What you should do:
What you need to do is retype every entry exactly as written.

The data:
================================

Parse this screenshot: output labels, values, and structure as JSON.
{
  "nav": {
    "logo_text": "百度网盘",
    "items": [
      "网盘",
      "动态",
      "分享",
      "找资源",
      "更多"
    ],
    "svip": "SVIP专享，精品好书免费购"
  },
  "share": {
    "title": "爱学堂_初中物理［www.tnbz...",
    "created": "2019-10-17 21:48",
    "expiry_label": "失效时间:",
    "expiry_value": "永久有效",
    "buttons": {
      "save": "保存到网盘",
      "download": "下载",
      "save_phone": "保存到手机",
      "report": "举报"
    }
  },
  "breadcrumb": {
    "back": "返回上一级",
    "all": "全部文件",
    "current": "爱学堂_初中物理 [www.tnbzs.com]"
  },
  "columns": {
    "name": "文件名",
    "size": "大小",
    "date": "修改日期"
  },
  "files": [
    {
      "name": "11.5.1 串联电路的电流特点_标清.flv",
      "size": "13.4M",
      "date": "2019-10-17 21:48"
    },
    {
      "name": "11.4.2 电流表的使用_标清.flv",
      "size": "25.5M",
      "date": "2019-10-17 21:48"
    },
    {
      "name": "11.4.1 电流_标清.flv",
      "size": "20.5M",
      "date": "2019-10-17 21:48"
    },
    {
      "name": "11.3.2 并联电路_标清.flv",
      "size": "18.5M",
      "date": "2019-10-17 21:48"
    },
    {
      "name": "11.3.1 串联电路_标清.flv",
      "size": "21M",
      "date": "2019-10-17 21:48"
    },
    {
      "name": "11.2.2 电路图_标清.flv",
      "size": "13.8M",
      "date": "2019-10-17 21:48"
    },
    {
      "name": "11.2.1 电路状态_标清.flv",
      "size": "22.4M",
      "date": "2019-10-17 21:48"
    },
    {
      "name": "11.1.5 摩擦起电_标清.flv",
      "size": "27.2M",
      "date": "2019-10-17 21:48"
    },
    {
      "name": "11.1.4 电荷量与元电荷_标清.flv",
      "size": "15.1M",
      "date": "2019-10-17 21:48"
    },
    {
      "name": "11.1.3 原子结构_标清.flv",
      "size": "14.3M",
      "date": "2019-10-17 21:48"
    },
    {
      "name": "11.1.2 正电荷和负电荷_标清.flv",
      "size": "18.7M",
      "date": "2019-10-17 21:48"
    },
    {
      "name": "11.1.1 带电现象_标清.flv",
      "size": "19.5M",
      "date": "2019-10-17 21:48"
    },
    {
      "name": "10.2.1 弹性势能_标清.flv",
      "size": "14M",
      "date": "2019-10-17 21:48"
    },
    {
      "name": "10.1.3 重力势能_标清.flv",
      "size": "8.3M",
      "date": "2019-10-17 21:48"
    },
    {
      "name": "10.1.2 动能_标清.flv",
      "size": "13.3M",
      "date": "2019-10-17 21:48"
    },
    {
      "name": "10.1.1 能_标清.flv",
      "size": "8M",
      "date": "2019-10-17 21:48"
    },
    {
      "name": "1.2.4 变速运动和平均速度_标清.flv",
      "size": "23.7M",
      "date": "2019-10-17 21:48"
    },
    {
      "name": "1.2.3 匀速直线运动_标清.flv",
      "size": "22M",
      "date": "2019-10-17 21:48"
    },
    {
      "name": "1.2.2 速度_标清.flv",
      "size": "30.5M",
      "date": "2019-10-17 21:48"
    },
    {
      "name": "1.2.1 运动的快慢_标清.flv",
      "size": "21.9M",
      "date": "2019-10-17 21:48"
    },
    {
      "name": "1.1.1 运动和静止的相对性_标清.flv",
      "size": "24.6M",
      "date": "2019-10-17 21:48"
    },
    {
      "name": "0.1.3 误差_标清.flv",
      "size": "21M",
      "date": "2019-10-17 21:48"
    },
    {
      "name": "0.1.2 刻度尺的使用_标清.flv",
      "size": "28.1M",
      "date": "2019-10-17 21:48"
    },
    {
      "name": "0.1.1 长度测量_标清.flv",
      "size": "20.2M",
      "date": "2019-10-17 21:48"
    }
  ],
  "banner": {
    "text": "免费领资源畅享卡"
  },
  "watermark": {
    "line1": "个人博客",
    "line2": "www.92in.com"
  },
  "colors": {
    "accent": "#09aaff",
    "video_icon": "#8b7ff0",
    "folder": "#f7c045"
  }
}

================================

Written solution:
Parse this screenshot: output labels, values, and structure as JSON.
{
  "nav": {
    "logo_text": "百度网盘",
    "items": [
      "网盘",
      "动态",
      "分享",
      "找资源",
      "更多"
    ],
    "svip": "SVIP专享，精品好书免费购"
  },
  "share": {
    "title": "爱学堂_初中物理［www.tnbz...",
    "created": "2019-10-17 21:48",
    "expiry_label": "失效时间:",
    "expiry_value": "永久有效",
    "buttons": {
      "save": "保存到网盘",
      "download": "下载",
      "save_phone": "保存到手机",
      "report": "举报"
    }
  },
  "breadcrumb": {
    "back": "返回上一级",
    "all": "全部文件",
    "current": "爱学堂_初中物理 [www.tnbzs.com]"
  },
  "columns": {
    "name": "文件名",
    "size": "大小",
    "date": "修改日期"
  },
  "files": [
    {
      "name": "11.5.1 串联电路的电流特点_标清.flv",
      "size": "13.4M",
      "date": "2019-10-17 21:48"
    },
    {
      "name": "11.4.2 电流表的使用_标清.flv",
      "size": "25.5M",
      "date": "2019-10-17 21:48"
    },
    {
      "name": "11.4.1 电流_标清.flv",
      "size": "20.5M",
      "date": "2019-10-17 21:48"
    },
    {
      "name": "11.3.2 并联电路_标清.flv",
      "size": "18.5M",
      "date": "2019-10-17 21:48"
    },
    {
      "name": "11.3.1 串联电路_标清.flv",
      "size": "21M",
      "date": "2019-10-17 21:48"
    },
    {
      "name": "11.2.2 电路图_标清.flv",
      "size": "13.8M",
      "date": "2019-10-17 21:48"
    },
    {
      "name": "11.2.1 电路状态_标清.flv",
      "size": "22.4M",
      "date": "2019-10-17 21:48"
    },
    {
      "name": "11.1.5 摩擦起电_标清.flv",
      "size": "27.2M",
      "date": "2019-10-17 21:48"
    },
    {
      "name": "11.1.4 电荷量与元电荷_标清.flv",
      "size": "15.1M",
      "date": "2019-10-17 21:48"
    },
    {
      "name": "11.1.3 原子结构_标清.flv",
      "size": "14.3M",
      "date": "2019-10-17 21:48"
    },
    {
      "name": "11.1.2 正电荷和负电荷_标清.flv",
      "size": "18.7M",
      "date": "2019-10-17 21:48"
    },
    {
      "name": "11.1.1 带电现象_标清.flv",
      "size": "19.5M",
      "date": "2019-10-17 21:48"
    },
    {
      "name": "10.2.1 弹性势能_标清.flv",
      "size": "14M",
      "date": "2019-10-17 21:48"
    },
    {
      "name": "10.1.3 重力势能_标清.flv",
      "size": "8.3M",
      "date": "2019-10-17 21:48"
    },
    {
      "name": "10.1.2 动能_标清.flv",
      "size": "13.3M",
      "date": "2019-10-17 21:48"
    },
    {
      "name": "10.1.1 能_标清.flv",
      "size": "8M",
      "date": "2019-10-17 21:48"
    },
    {
      "name": "1.2.4 变速运动和平均速度_标清.flv",
      "size": "23.7M",
      "date": "2019-10-17 21:48"
    },
    {
      "name": "1.2.3 匀速直线运动_标清.flv",
      "size": "22M",
      "date": "2019-10-17 21:48"
    },
    {
      "name": "1.2.2 速度_标清.flv",
      "size": "30.5M",
      "date": "2019-10-17 21:48"
    },
    {
      "name": "1.2.1 运动的快慢_标清.flv",
      "size": "21.9M",
      "date": "2019-10-17 21:48"
    },
    {
      "name": "1.1.1 运动和静止的相对性_标清.flv",
      "size": "24.6M",
      "date": "2019-10-17 21:48"
    },
    {
      "name": "0.1.3 误差_标清.flv",
      "size": "21M",
      "date": "2019-10-17 21:48"
    },
    {
      "name": "0.1.2 刻度尺的使用_标清.flv",
      "size": "28.1M",
      "date": "2019-10-17 21:48"
    },
    {
      "name": "0.1.1 长度测量_标清.flv",
      "size": "20.2M",
      "date": "2019-10-17 21:48"
    }
  ],
  "banner": {
    "text": "免费领资源畅享卡"
  },
  "watermark": {
    "line1": "个人博客",
    "line2": "www.92in.com"
  },
  "colors": {
    "accent": "#09aaff",
    "video_icon": "#8b7ff0",
    "folder": "#f7c045"
  }
}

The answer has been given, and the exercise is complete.